From the first line to the last, restate the records word for word, skipping the pictures.

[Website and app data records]

● ● ● ● ● ● ●

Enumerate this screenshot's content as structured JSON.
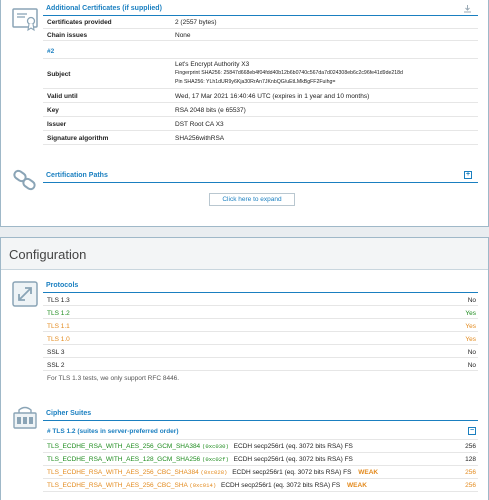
{
  "additional_certs": {
    "title": "Additional Certificates (if supplied)",
    "rows": [
      {
        "key": "Certificates provided",
        "value": "2 (2557 bytes)"
      },
      {
        "key": "Chain issues",
        "value": "None"
      }
    ],
    "sub_header": "#2",
    "subject": {
      "key": "Subject",
      "name": "Let's Encrypt Authority X3",
      "fingerprint": "Fingerprint SHA256: 25847d668eb4f04fdd40b12b6b0740c567da7d024308eb6c2c96fe41d9de218d",
      "pin": "Pin SHA256: YLh1dUR9y6Kja30RrAn7JKnbQG/uEtLMkBgFF2Fuihg="
    },
    "rows2": [
      {
        "key": "Valid until",
        "value": "Wed, 17 Mar 2021 16:40:46 UTC (expires in 1 year and 10 months)"
      },
      {
        "key": "Key",
        "value": "RSA 2048 bits (e 65537)"
      },
      {
        "key": "Issuer",
        "value": "DST Root CA X3"
      },
      {
        "key": "Signature algorithm",
        "value": "SHA256withRSA"
      }
    ]
  },
  "cert_paths": {
    "title": "Certification Paths",
    "expand_label": "Click here to expand",
    "plus": "+"
  },
  "configuration": {
    "title": "Configuration",
    "protocols": {
      "title": "Protocols",
      "rows": [
        {
          "name": "TLS 1.3",
          "value": "No"
        },
        {
          "name": "TLS 1.2",
          "value": "Yes"
        },
        {
          "name": "TLS 1.1",
          "value": "Yes"
        },
        {
          "name": "TLS 1.0",
          "value": "Yes"
        },
        {
          "name": "SSL 3",
          "value": "No"
        },
        {
          "name": "SSL 2",
          "value": "No"
        }
      ],
      "note": "For TLS 1.3 tests, we only support RFC 8446."
    },
    "cipher_suites": {
      "title": "Cipher Suites",
      "group_title": "# TLS 1.2 (suites in server-preferred order)",
      "minus": "−",
      "rows": [
        {
          "name": "TLS_ECDHE_RSA_WITH_AES_256_GCM_SHA384",
          "code": "(0xc030)",
          "kx": "ECDH secp256r1 (eq. 3072 bits RSA)   FS",
          "weak": "",
          "bits": "256"
        },
        {
          "name": "TLS_ECDHE_RSA_WITH_AES_128_GCM_SHA256",
          "code": "(0xc02f)",
          "kx": "ECDH secp256r1 (eq. 3072 bits RSA)   FS",
          "weak": "",
          "bits": "128"
        },
        {
          "name": "TLS_ECDHE_RSA_WITH_AES_256_CBC_SHA384",
          "code": "(0xc028)",
          "kx": "ECDH secp256r1 (eq. 3072 bits RSA)   FS",
          "weak": "WEAK",
          "bits": "256"
        },
        {
          "name": "TLS_ECDHE_RSA_WITH_AES_256_CBC_SHA",
          "code": "(0xc014)",
          "kx": "ECDH secp256r1 (eq. 3072 bits RSA)   FS",
          "weak": "WEAK",
          "bits": "256"
        }
      ]
    }
  },
  "colors": {
    "accent": "#1a7fc0",
    "good": "#1e8c1e",
    "warn": "#e38a1d"
  }
}
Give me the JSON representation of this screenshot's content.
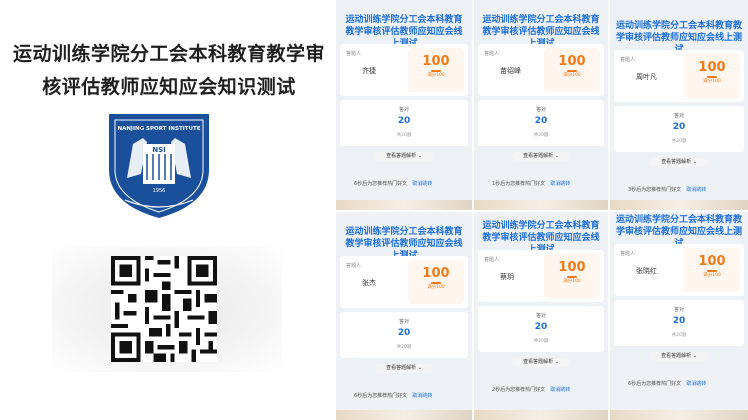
{
  "promo": {
    "title_line1": "运动训练学院分工会本科教育教学审",
    "title_line2": "核评估教师应知应会知识测试",
    "logo_text": "NANJING SPORT INSTITUTE",
    "logo_abbr": "NSI",
    "logo_year": "1956"
  },
  "shots": [
    {
      "title": "运动训练学院分工会本科教育教学审核评估教师应知应会线上测试",
      "name_label": "答题人",
      "name": "齐捷",
      "score": "100",
      "score_sub": "满分100",
      "answer_label": "答对",
      "answer": "20",
      "answer_sub": "共20题",
      "view_btn": "查看答题解析",
      "footer": "6秒后为您推荐热门好文",
      "footer_link": "取消跳转"
    },
    {
      "title": "运动训练学院分工会本科教育教学审核评估教师应知应会线上测试",
      "name_label": "答题人",
      "name": "苗绍峰",
      "score": "100",
      "score_sub": "满分100",
      "answer_label": "答对",
      "answer": "20",
      "answer_sub": "共20题",
      "view_btn": "查看答题解析",
      "footer": "1秒后为您推荐热门好文",
      "footer_link": "取消跳转"
    },
    {
      "title": "运动训练学院分工会本科教育教学审核评估教师应知应会线上测试",
      "name_label": "答题人",
      "name": "周叶凡",
      "score": "100",
      "score_sub": "满分100",
      "answer_label": "答对",
      "answer": "20",
      "answer_sub": "共20题",
      "view_btn": "查看答题解析",
      "footer": "3秒后为您推荐热门好文",
      "footer_link": "取消跳转"
    },
    {
      "title": "运动训练学院分工会本科教育教学审核评估教师应知应会线上测试",
      "name_label": "答题人",
      "name": "张杰",
      "score": "100",
      "score_sub": "满分100",
      "answer_label": "答对",
      "answer": "20",
      "answer_sub": "共20题",
      "view_btn": "查看答题解析",
      "footer": "6秒后为您推荐热门好文",
      "footer_link": "取消跳转"
    },
    {
      "title": "运动训练学院分工会本科教育教学审核评估教师应知应会线上测试",
      "name_label": "答题人",
      "name": "蔡玥",
      "score": "100",
      "score_sub": "满分100",
      "answer_label": "答对",
      "answer": "20",
      "answer_sub": "共20题",
      "view_btn": "查看答题解析",
      "footer": "2秒后为您推荐热门好文",
      "footer_link": "取消跳转"
    },
    {
      "title": "运动训练学院分工会本科教育教学审核评估教师应知应会线上测试",
      "name_label": "答题人",
      "name": "张晓红",
      "score": "100",
      "score_sub": "满分100",
      "answer_label": "答对",
      "answer": "20",
      "answer_sub": "共20题",
      "view_btn": "查看答题解析",
      "footer": "6秒后为您推荐热门好文",
      "footer_link": "取消跳转"
    }
  ],
  "colors": {
    "accent": "#1d6fd6",
    "score": "#f07a1a",
    "logo_blue": "#1a4f9c"
  }
}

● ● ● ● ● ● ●

▶ **THE COMPLETED TASK**
Enumerate this screenshot's content as structured JSON.
{
  "additional_certs": {
    "title": "Additional Certificates (if supplied)",
    "rows": [
      {
        "key": "Certificates provided",
        "value": "2 (2557 bytes)"
      },
      {
        "key": "Chain issues",
        "value": "None"
      }
    ],
    "sub_header": "#2",
    "subject": {
      "key": "Subject",
      "name": "Let's Encrypt Authority X3",
      "fingerprint": "Fingerprint SHA256: 25847d668eb4f04fdd40b12b6b0740c567da7d024308eb6c2c96fe41d9de218d",
      "pin": "Pin SHA256: YLh1dUR9y6Kja30RrAn7JKnbQG/uEtLMkBgFF2Fuihg="
    },
    "rows2": [
      {
        "key": "Valid until",
        "value": "Wed, 17 Mar 2021 16:40:46 UTC (expires in 1 year and 10 months)"
      },
      {
        "key": "Key",
        "value": "RSA 2048 bits (e 65537)"
      },
      {
        "key": "Issuer",
        "value": "DST Root CA X3"
      },
      {
        "key": "Signature algorithm",
        "value": "SHA256withRSA"
      }
    ]
  },
  "cert_paths": {
    "title": "Certification Paths",
    "expand_label": "Click here to expand",
    "plus": "+"
  },
  "configuration": {
    "title": "Configuration",
    "protocols": {
      "title": "Protocols",
      "rows": [
        {
          "name": "TLS 1.3",
          "value": "No"
        },
        {
          "name": "TLS 1.2",
          "value": "Yes"
        },
        {
          "name": "TLS 1.1",
          "value": "Yes"
        },
        {
          "name": "TLS 1.0",
          "value": "Yes"
        },
        {
          "name": "SSL 3",
          "value": "No"
        },
        {
          "name": "SSL 2",
          "value": "No"
        }
      ],
      "note": "For TLS 1.3 tests, we only support RFC 8446."
    },
    "cipher_suites": {
      "title": "Cipher Suites",
      "group_title": "# TLS 1.2 (suites in server-preferred order)",
      "minus": "−",
      "rows": [
        {
          "name": "TLS_ECDHE_RSA_WITH_AES_256_GCM_SHA384",
          "code": "(0xc030)",
          "kx": "ECDH secp256r1 (eq. 3072 bits RSA)   FS",
          "weak": "",
          "bits": "256"
        },
        {
          "name": "TLS_ECDHE_RSA_WITH_AES_128_GCM_SHA256",
          "code": "(0xc02f)",
          "kx": "ECDH secp256r1 (eq. 3072 bits RSA)   FS",
          "weak": "",
          "bits": "128"
        },
        {
          "name": "TLS_ECDHE_RSA_WITH_AES_256_CBC_SHA384",
          "code": "(0xc028)",
          "kx": "ECDH secp256r1 (eq. 3072 bits RSA)   FS",
          "weak": "WEAK",
          "bits": "256"
        },
        {
          "name": "TLS_ECDHE_RSA_WITH_AES_256_CBC_SHA",
          "code": "(0xc014)",
          "kx": "ECDH secp256r1 (eq. 3072 bits RSA)   FS",
          "weak": "WEAK",
          "bits": "256"
        }
      ]
    }
  },
  "colors": {
    "accent": "#1a7fc0",
    "good": "#1e8c1e",
    "warn": "#e38a1d"
  }
}
Give me the JSON representation of this screenshot's content.
{
  "promo": {
    "title_line1": "运动训练学院分工会本科教育教学审",
    "title_line2": "核评估教师应知应会知识测试",
    "logo_text": "NANJING SPORT INSTITUTE",
    "logo_abbr": "NSI",
    "logo_year": "1956"
  },
  "shots": [
    {
      "title": "运动训练学院分工会本科教育教学审核评估教师应知应会线上测试",
      "name_label": "答题人",
      "name": "齐捷",
      "score": "100",
      "score_sub": "满分100",
      "answer_label": "答对",
      "answer": "20",
      "answer_sub": "共20题",
      "view_btn": "查看答题解析",
      "footer": "6秒后为您推荐热门好文",
      "footer_link": "取消跳转"
    },
    {
      "title": "运动训练学院分工会本科教育教学审核评估教师应知应会线上测试",
      "name_label": "答题人",
      "name": "苗绍峰",
      "score": "100",
      "score_sub": "满分100",
      "answer_label": "答对",
      "answer": "20",
      "answer_sub": "共20题",
      "view_btn": "查看答题解析",
      "footer": "1秒后为您推荐热门好文",
      "footer_link": "取消跳转"
    },
    {
      "title": "运动训练学院分工会本科教育教学审核评估教师应知应会线上测试",
      "name_label": "答题人",
      "name": "周叶凡",
      "score": "100",
      "score_sub": "满分100",
      "answer_label": "答对",
      "answer": "20",
      "answer_sub": "共20题",
      "view_btn": "查看答题解析",
      "footer": "3秒后为您推荐热门好文",
      "footer_link": "取消跳转"
    },
    {
      "title": "运动训练学院分工会本科教育教学审核评估教师应知应会线上测试",
      "name_label": "答题人",
      "name": "张杰",
      "score": "100",
      "score_sub": "满分100",
      "answer_label": "答对",
      "answer": "20",
      "answer_sub": "共20题",
      "view_btn": "查看答题解析",
      "footer": "6秒后为您推荐热门好文",
      "footer_link": "取消跳转"
    },
    {
      "title": "运动训练学院分工会本科教育教学审核评估教师应知应会线上测试",
      "name_label": "答题人",
      "name": "蔡玥",
      "score": "100",
      "score_sub": "满分100",
      "answer_label": "答对",
      "answer": "20",
      "answer_sub": "共20题",
      "view_btn": "查看答题解析",
      "footer": "2秒后为您推荐热门好文",
      "footer_link": "取消跳转"
    },
    {
      "title": "运动训练学院分工会本科教育教学审核评估教师应知应会线上测试",
      "name_label": "答题人",
      "name": "张晓红",
      "score": "100",
      "score_sub": "满分100",
      "answer_label": "答对",
      "answer": "20",
      "answer_sub": "共20题",
      "view_btn": "查看答题解析",
      "footer": "6秒后为您推荐热门好文",
      "footer_link": "取消跳转"
    }
  ],
  "colors": {
    "accent": "#1d6fd6",
    "score": "#f07a1a",
    "logo_blue": "#1a4f9c"
  }
}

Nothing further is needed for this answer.